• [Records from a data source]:

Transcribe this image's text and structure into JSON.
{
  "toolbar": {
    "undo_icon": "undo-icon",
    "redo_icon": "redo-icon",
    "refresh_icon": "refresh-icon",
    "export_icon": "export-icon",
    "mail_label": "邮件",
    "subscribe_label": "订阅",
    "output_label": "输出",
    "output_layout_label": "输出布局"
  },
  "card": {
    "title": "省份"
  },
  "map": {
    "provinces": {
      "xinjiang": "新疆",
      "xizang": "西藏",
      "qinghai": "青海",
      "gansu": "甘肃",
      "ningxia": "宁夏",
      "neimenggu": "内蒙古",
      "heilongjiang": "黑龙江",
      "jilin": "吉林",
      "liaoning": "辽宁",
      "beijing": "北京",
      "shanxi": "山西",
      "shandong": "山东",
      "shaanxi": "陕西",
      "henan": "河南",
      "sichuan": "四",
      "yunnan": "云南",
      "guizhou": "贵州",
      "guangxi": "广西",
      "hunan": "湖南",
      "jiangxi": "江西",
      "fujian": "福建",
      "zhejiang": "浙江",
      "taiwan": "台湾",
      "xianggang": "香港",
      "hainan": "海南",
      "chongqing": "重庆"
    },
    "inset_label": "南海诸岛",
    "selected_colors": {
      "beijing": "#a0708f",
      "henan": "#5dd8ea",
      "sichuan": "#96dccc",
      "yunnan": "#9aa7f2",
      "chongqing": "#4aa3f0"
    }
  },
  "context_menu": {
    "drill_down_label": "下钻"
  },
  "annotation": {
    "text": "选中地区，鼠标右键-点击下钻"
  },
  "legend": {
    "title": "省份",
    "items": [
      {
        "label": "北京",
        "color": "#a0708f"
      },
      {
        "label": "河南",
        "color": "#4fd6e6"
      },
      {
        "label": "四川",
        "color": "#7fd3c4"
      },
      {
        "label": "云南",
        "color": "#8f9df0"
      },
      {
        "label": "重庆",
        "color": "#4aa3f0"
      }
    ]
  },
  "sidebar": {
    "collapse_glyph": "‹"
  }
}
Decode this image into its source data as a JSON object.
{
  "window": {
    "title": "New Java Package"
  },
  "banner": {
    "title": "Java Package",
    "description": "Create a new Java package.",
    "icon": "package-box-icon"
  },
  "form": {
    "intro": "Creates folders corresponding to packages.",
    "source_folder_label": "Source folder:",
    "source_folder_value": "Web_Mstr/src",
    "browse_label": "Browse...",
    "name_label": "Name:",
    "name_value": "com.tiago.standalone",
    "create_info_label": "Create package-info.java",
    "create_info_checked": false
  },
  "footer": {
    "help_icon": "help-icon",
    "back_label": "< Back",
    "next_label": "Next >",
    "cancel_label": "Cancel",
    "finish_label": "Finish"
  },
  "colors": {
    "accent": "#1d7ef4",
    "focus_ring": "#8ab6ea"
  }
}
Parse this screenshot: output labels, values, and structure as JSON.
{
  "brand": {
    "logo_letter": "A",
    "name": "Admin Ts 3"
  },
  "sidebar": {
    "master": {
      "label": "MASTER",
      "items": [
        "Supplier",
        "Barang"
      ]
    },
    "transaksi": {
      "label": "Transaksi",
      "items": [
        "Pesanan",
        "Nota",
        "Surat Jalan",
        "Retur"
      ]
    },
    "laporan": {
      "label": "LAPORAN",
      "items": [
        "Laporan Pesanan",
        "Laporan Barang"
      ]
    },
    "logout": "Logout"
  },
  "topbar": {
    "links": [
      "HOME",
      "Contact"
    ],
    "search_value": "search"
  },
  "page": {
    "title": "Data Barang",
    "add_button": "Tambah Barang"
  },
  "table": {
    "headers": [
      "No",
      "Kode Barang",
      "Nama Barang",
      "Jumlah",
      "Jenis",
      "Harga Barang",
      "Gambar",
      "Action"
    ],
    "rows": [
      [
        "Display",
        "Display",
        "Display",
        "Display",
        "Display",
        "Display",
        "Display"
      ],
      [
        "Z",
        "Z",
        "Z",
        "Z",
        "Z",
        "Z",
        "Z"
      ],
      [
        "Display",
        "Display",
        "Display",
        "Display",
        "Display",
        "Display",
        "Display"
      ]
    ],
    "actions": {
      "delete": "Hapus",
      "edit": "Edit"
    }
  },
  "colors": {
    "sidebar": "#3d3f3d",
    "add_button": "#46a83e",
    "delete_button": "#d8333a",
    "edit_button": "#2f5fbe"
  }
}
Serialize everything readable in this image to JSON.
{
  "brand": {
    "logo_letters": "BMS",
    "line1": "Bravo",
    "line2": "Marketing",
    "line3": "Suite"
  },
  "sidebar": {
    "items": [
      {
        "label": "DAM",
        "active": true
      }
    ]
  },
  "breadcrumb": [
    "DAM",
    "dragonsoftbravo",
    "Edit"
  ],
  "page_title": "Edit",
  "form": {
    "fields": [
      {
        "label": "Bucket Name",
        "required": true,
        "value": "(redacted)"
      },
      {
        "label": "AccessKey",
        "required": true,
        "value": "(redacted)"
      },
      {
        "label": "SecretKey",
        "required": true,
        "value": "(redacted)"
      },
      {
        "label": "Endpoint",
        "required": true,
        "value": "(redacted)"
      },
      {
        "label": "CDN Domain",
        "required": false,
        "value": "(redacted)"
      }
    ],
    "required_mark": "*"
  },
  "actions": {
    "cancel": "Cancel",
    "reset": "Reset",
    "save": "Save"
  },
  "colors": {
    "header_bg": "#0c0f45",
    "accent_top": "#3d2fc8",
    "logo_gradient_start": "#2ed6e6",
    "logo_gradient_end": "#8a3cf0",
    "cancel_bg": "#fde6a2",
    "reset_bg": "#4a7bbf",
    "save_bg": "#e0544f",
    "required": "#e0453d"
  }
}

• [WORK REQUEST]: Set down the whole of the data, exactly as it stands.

• [EXERCISE RESPONSE]:
Transcribe this image's text and structure into JSON.
{
  "toolbar": {
    "undo_icon": "undo-icon",
    "redo_icon": "redo-icon",
    "refresh_icon": "refresh-icon",
    "export_icon": "export-icon",
    "mail_label": "邮件",
    "subscribe_label": "订阅",
    "output_label": "输出",
    "output_layout_label": "输出布局"
  },
  "card": {
    "title": "省份"
  },
  "map": {
    "provinces": {
      "xinjiang": "新疆",
      "xizang": "西藏",
      "qinghai": "青海",
      "gansu": "甘肃",
      "ningxia": "宁夏",
      "neimenggu": "内蒙古",
      "heilongjiang": "黑龙江",
      "jilin": "吉林",
      "liaoning": "辽宁",
      "beijing": "北京",
      "shanxi": "山西",
      "shandong": "山东",
      "shaanxi": "陕西",
      "henan": "河南",
      "sichuan": "四",
      "yunnan": "云南",
      "guizhou": "贵州",
      "guangxi": "广西",
      "hunan": "湖南",
      "jiangxi": "江西",
      "fujian": "福建",
      "zhejiang": "浙江",
      "taiwan": "台湾",
      "xianggang": "香港",
      "hainan": "海南",
      "chongqing": "重庆"
    },
    "inset_label": "南海诸岛",
    "selected_colors": {
      "beijing": "#a0708f",
      "henan": "#5dd8ea",
      "sichuan": "#96dccc",
      "yunnan": "#9aa7f2",
      "chongqing": "#4aa3f0"
    }
  },
  "context_menu": {
    "drill_down_label": "下钻"
  },
  "annotation": {
    "text": "选中地区，鼠标右键-点击下钻"
  },
  "legend": {
    "title": "省份",
    "items": [
      {
        "label": "北京",
        "color": "#a0708f"
      },
      {
        "label": "河南",
        "color": "#4fd6e6"
      },
      {
        "label": "四川",
        "color": "#7fd3c4"
      },
      {
        "label": "云南",
        "color": "#8f9df0"
      },
      {
        "label": "重庆",
        "color": "#4aa3f0"
      }
    ]
  },
  "sidebar": {
    "collapse_glyph": "‹"
  }
}
Decode this image into its source data as a JSON object.
{
  "window": {
    "title": "New Java Package"
  },
  "banner": {
    "title": "Java Package",
    "description": "Create a new Java package.",
    "icon": "package-box-icon"
  },
  "form": {
    "intro": "Creates folders corresponding to packages.",
    "source_folder_label": "Source folder:",
    "source_folder_value": "Web_Mstr/src",
    "browse_label": "Browse...",
    "name_label": "Name:",
    "name_value": "com.tiago.standalone",
    "create_info_label": "Create package-info.java",
    "create_info_checked": false
  },
  "footer": {
    "help_icon": "help-icon",
    "back_label": "< Back",
    "next_label": "Next >",
    "cancel_label": "Cancel",
    "finish_label": "Finish"
  },
  "colors": {
    "accent": "#1d7ef4",
    "focus_ring": "#8ab6ea"
  }
}
Parse this screenshot: output labels, values, and structure as JSON.
{
  "brand": {
    "logo_letter": "A",
    "name": "Admin Ts 3"
  },
  "sidebar": {
    "master": {
      "label": "MASTER",
      "items": [
        "Supplier",
        "Barang"
      ]
    },
    "transaksi": {
      "label": "Transaksi",
      "items": [
        "Pesanan",
        "Nota",
        "Surat Jalan",
        "Retur"
      ]
    },
    "laporan": {
      "label": "LAPORAN",
      "items": [
        "Laporan Pesanan",
        "Laporan Barang"
      ]
    },
    "logout": "Logout"
  },
  "topbar": {
    "links": [
      "HOME",
      "Contact"
    ],
    "search_value": "search"
  },
  "page": {
    "title": "Data Barang",
    "add_button": "Tambah Barang"
  },
  "table": {
    "headers": [
      "No",
      "Kode Barang",
      "Nama Barang",
      "Jumlah",
      "Jenis",
      "Harga Barang",
      "Gambar",
      "Action"
    ],
    "rows": [
      [
        "Display",
        "Display",
        "Display",
        "Display",
        "Display",
        "Display",
        "Display"
      ],
      [
        "Z",
        "Z",
        "Z",
        "Z",
        "Z",
        "Z",
        "Z"
      ],
      [
        "Display",
        "Display",
        "Display",
        "Display",
        "Display",
        "Display",
        "Display"
      ]
    ],
    "actions": {
      "delete": "Hapus",
      "edit": "Edit"
    }
  },
  "colors": {
    "sidebar": "#3d3f3d",
    "add_button": "#46a83e",
    "delete_button": "#d8333a",
    "edit_button": "#2f5fbe"
  }
}
Serialize everything readable in this image to JSON.
{
  "brand": {
    "logo_letters": "BMS",
    "line1": "Bravo",
    "line2": "Marketing",
    "line3": "Suite"
  },
  "sidebar": {
    "items": [
      {
        "label": "DAM",
        "active": true
      }
    ]
  },
  "breadcrumb": [
    "DAM",
    "dragonsoftbravo",
    "Edit"
  ],
  "page_title": "Edit",
  "form": {
    "fields": [
      {
        "label": "Bucket Name",
        "required": true,
        "value": "(redacted)"
      },
      {
        "label": "AccessKey",
        "required": true,
        "value": "(redacted)"
      },
      {
        "label": "SecretKey",
        "required": true,
        "value": "(redacted)"
      },
      {
        "label": "Endpoint",
        "required": true,
        "value": "(redacted)"
      },
      {
        "label": "CDN Domain",
        "required": false,
        "value": "(redacted)"
      }
    ],
    "required_mark": "*"
  },
  "actions": {
    "cancel": "Cancel",
    "reset": "Reset",
    "save": "Save"
  },
  "colors": {
    "header_bg": "#0c0f45",
    "accent_top": "#3d2fc8",
    "logo_gradient_start": "#2ed6e6",
    "logo_gradient_end": "#8a3cf0",
    "cancel_bg": "#fde6a2",
    "reset_bg": "#4a7bbf",
    "save_bg": "#e0544f",
    "required": "#e0453d"
  }
}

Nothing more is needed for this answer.